The Supreme Administrative Court recently ruled that e-cigarettes not marketed for smoking cessation purposes should not be classified as medicinal products. The court stated that in order to be classified as a medicinal product, the product, if used as intended, must be capable of appreciably restoring, correcting or modifying physiological functions in human beings. It is not sufficient that the product has a pharmacological effect on the body's functions.
The Supreme Administrative Court recently handed down a long-awaited judgment in the case between the Dental and Pharmaceutical Benefits Agency and the Skane Region. The court departed from earlier judgments and stated that county councils and regions are permitted to enter into discount agreements with pharmaceutical companies for medicinal products which are included in the reimbursement scheme.
The Stockholm Administrative Court of Appeal recently clarified the possibility to consider financial aspects when determining whether there are special requirements for granting a named patient permission. The court dismissed arguments that high prices and limited availability of an authorised medicinal product could constitute special requirements for a named patient permission for an unauthorised medicinal product.
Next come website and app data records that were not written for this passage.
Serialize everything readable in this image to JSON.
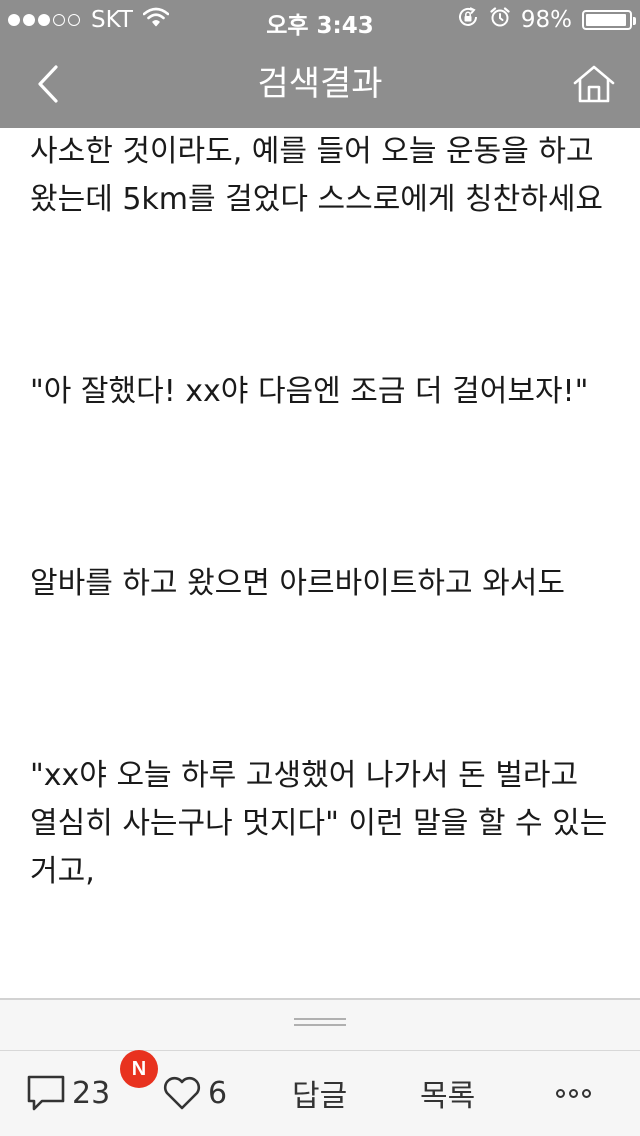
{
  "status_bar": {
    "carrier": "SKT",
    "time": "오후 3:43",
    "battery": "98%",
    "battery_level": 0.98
  },
  "nav": {
    "title": "검색결과",
    "back_icon": "chevron-left-icon",
    "home_icon": "home-icon"
  },
  "content": {
    "paragraphs": [
      "사소한 것이라도, 예를 들어 오늘 운동을 하고 왔는데 5km를 걸었다 스스로에게 칭찬하세요",
      "\"아 잘했다! xx야 다음엔 조금 더 걸어보자!\"",
      "알바를 하고 왔으면 아르바이트하고 와서도",
      "\"xx야 오늘 하루 고생했어 나가서 돈 벌라고 열심히 사는구나 멋지다\" 이런 말을 할 수 있는 거고,"
    ]
  },
  "toolbar": {
    "comments_count": "23",
    "new_badge": "N",
    "likes_count": "6",
    "reply_label": "답글",
    "list_label": "목록"
  }
}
A pharmaceutical company's recent application to the Dental and Pharmaceutical Benefits Agency (TLV) for a pricing and reimbursement decision regarding a medicinal product with orphan drug status was rejected. The decision appears to be the first in which a product under off-label use has been used as a comparator in the TLV's health technology assessment.
The Uppsala Administrative Court has upheld a Medical Products Agency decision that a generic inhaler was not considered substitutable within the substitutability groups for which the generic company had applied. The court denied substitutability based on the generic inhaler's incompatibility with a spacer mentioned in the original inhaler's summary of product characteristics.
The Administrative Court of Appeal recently issued a judgment on the pricing of orphan drugs in the reimbursement system. The court considered whether a maximum price cap exists with regard to the cost-effectiveness calculation within the health technology assessment. The outcome is unsatisfactory for pharmaceutical companies, particularly those with orphan drugs or innovative new drugs in their product portfolio.
The government and the Left Party recently reached agreement on initiatives aimed at restricting private companies from engaging in certain publicly funded healthcare, care and educational services and, as part of that limit, their right to distribute profits. Much of the criticisms leading up to the suggested initiatives may be addressed by stricter tender procedures.
The Administrative Court of Appeal recently held that it is not possible for county councils and regions to acquire a discount on the price of medicinal products in the reimbursement system. The decision has been appealed to the Supreme Administrative Court. It remains to be seen what will happen to existing discount agreements within the reimbursement system should leave to appeal not be granted.
The Swedish Association of Local Authorities and Regions (SKL) represents the county councils which operate the majority of Swedish hospitals. The SKL has put in place a new cooperation framework for the introduction of new innovative medicinal products. The framework seeks to enable county councils to act as strong buyers of medicinal products, which would lead to, among other things, faster access to new treatments.